NASA’s aging communications technology is getting a timely boost as a project to bring their current systems out of the ‘90s (yes, the ‘90s) begins to kick into gear. It may take eight years to accomplish but it’s severely needed as news reports indicate that, on the International Space Station for example, they currently have to make do with a “connection comparable to dial-up that’s only a week old, while the Lunar Reconnaissance Orbiter is gobbling up over 450 gigabytes of data a day”.
Reports, Dvice.com, “A new plan by NASA will see the agency consolidating its Space Network (SN), Near-Earth Network (NEN) and Deep Space Network (DSN) into one unified system as the agency goes about replacing aging communications technology”.
As it stands right now, NASA doesn’t have a unified communication infrastructure tying all of its orbital and deep space missions together which, if we were stuck out in deep space where no one can hear you scream, would concern us greatly. This is due to the fact that each mission the agency plans is put together from the ground up, so communication equipment varies wildly.

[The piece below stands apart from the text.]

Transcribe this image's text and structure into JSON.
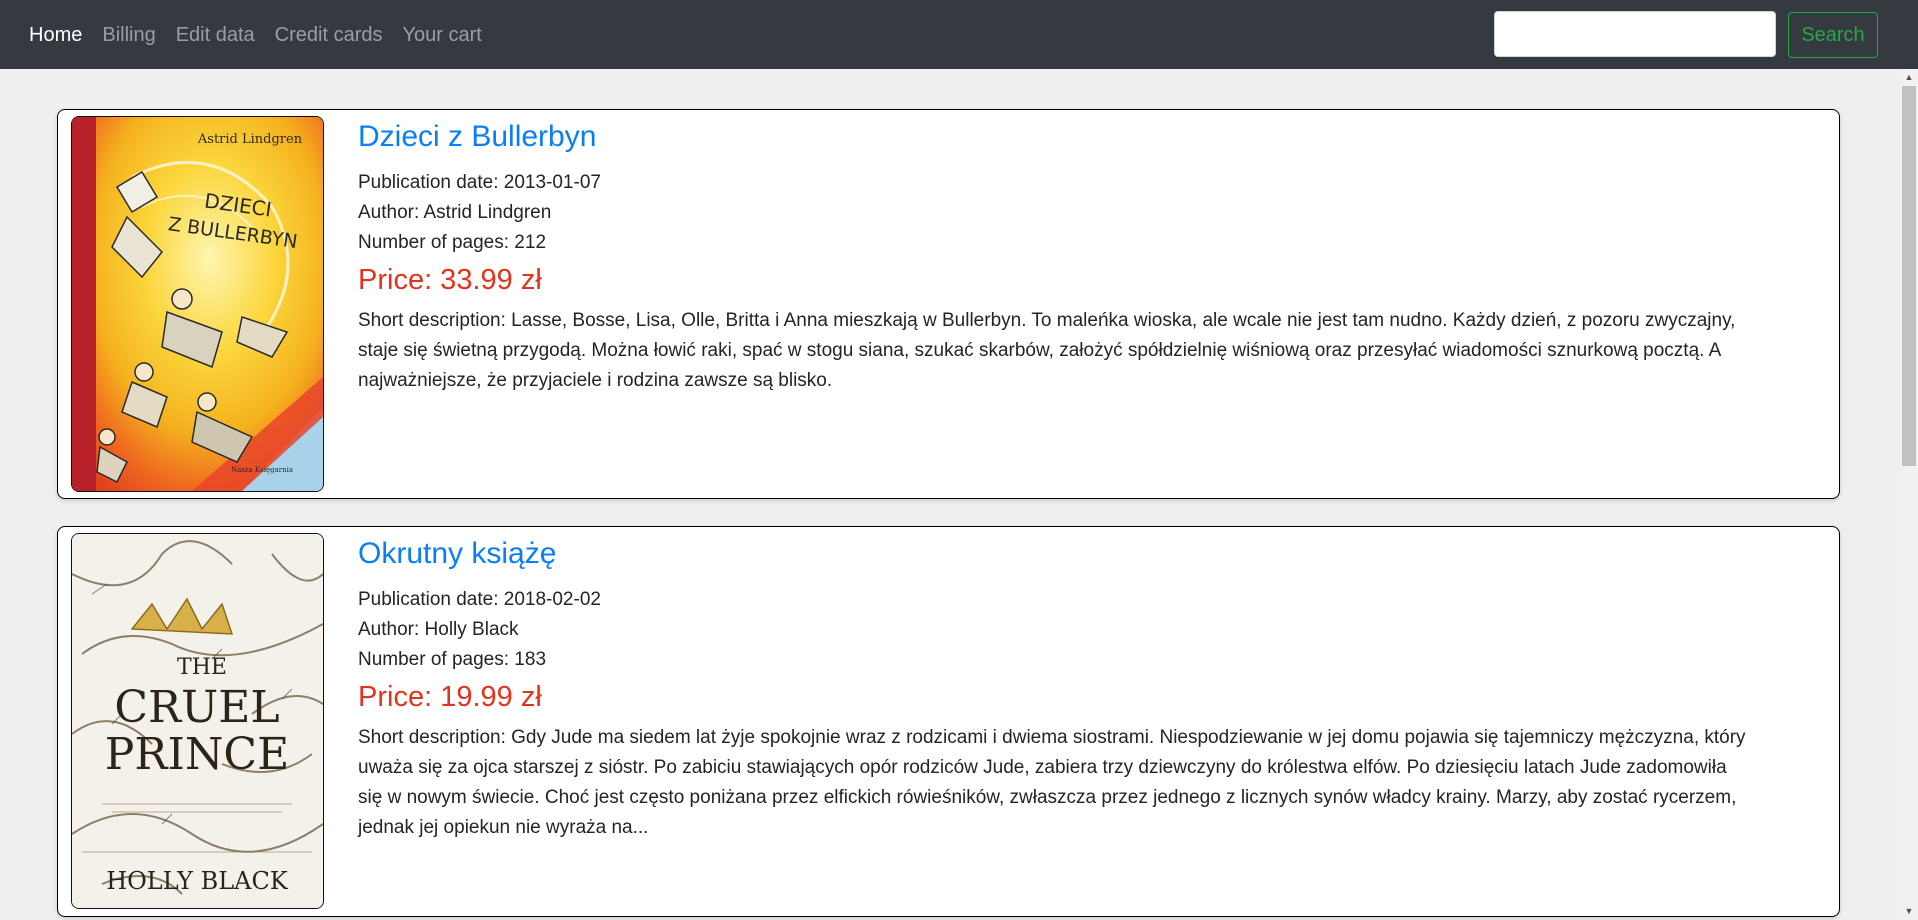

Dvice makes the point that besides improving communication and streamlining planning, better technology in place means a higher yield of scientific data gathered per mission. “Imagine what you can accomplish with a single mission instead of several spacecraft flying over several years to collect the data,” Badri Younes told Space.com.
He’s NASA’s deputy associate administrator for Space Communications and Navigation, and it’s his job to overhaul the aging communication systems. He went on to say just about the most American thing we’ve heard all day: “It’s like driving a 1960s Chevy that’s beat up and losing paint while going at 90 mph and being pushed to convert that into a Lamborghini while driving 90 mph without losing a beat.”
The project is due in 2018 so Younes has a while to get things up to ‘Lamborghini’ standards.